spa-hospital-ok

This really is the perfect pregnancy book in my opinion. It’s all fact-based and it focuses on delivering medical information in a way that’s simple enough for a non-doctor to understand. There’s no kumbaya in this book. I’m an emotional person who loves romanticizing things but when it comes to my health and my body, I don’t like to wade through fluff. I want the facts. I will add my own kumbaya, don’t worry. It’s childbirth, I was drunk on kumbaya hormones the ENTIRE time. I needed to understand what was happening and what was going to happen, and I only had nine months to learn.

Speaking of which, that’s another great thing about this book – it’s quick. It’s also got a great reference section that will point you exactly to whatever information you’re looking for. This book is definitely set up to be a reference book – you can read month by month chapters on the developing pregnancy, and you can look up any symptoms, illnesses, medicines, diet questions, basically anything that pops into your head very easily. Of course I read it cover to cover because that’s what you do with books in my opinion. If I need a quick reference, I’ll reach for google faster than I’ll reach for a book. Still, it wasn’t bad as a cover-to-cover read either, and I appreciate that versatility.

Look baby, no hands!

Look baby, no hands!

It did pull the same thing as What to Expect When You’re Expecting and the Official Lamaze Guide did in the chapters on complications and loss – saying not to read this unless you’re experiencing a complication. I get that pregnancy involves a lot of undue worrying – BELIEVE ME, I know – but I don’t know. Education eases my fears. I know not everyone is that way. But I’d prefer to see warnings more like “read this section only if you feel learning more will ease your fears – anxiety is very bad for expecting mothers and you may skip this section if you feel it would distress you.” Or something like that.

As much as I really liked this book, it was pretty far from perfect. I admit that some of my thoughts may be biased because of the fact that this book was free. I automatically assumed that because it was free, not as much effort was put in to it.
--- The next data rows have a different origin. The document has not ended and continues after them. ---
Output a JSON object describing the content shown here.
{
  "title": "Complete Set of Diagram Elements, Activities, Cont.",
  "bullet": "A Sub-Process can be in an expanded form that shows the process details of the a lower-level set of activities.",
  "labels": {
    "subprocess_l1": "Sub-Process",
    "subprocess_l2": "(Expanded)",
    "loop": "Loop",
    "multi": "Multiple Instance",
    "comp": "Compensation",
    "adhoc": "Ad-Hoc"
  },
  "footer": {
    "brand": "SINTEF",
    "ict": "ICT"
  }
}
This book does seem like it was largely copy and pasted from a conglomeration of Mayo Clinic sources rather than compiled by an actual writer. I say that because there are a lot of formatting errors, like a lack of spaces between words or extra spaces around punctuation. And occasionally there are typos, usually in the form of tenses that don’t make sense. There was even one instance in the pregnancy loss section where a paragraph was straight-up repeated. That’s pretty sloppy and does sort of make you wonder how much you can trust it when there were clearly…. lapses in effort.

6a0120a85dcdae970b016303f1aafc970d-800wi

But I also got this book for free. And the information was good. It never showed bias towards natural childbirth or more medicalized childbirth. Plus, even in sections where you might think they’d have to get fluffy (like the section on pregnancy loss) they keep it very respectfully informative. They discuss the emotional recovery aspect very seriously, encouraging the reader to seek support and care, but the book also remembers its role as a giver of information, and offers data as a was to understand what physically happens in the hopes that it might bring some level of comfort and acceptance. It also very pointedly lays out things that cannot cause pregnancy loss, to lay to rest any blame game the reader might take up.

It also had an entire section on chronic illness and pregnancy, and it was pretty extensive! That’ll always win you points on this blog.

All in all, I do recommend this book. If you get it for free, definitely read it. If you’re interested, go by your local Half-Price Books or check online and buy it used. It’s not going to read like a New York Times Best-Seller, but it’s got accurate, unbiased info, and that’s very hard to find. Especially when it comes to pregnancy.

After reading this, I am definitely going to seek out the Mayo Clinic Guide to Your Baby’s First Year (even though it’s almost half-over already) ((*cries in the corner*)).

41+j2ui+qmL._SY344_BO1,204,203,200_

They hooked me with their free book and now I’ll buy the rest of them. That’s how they get you!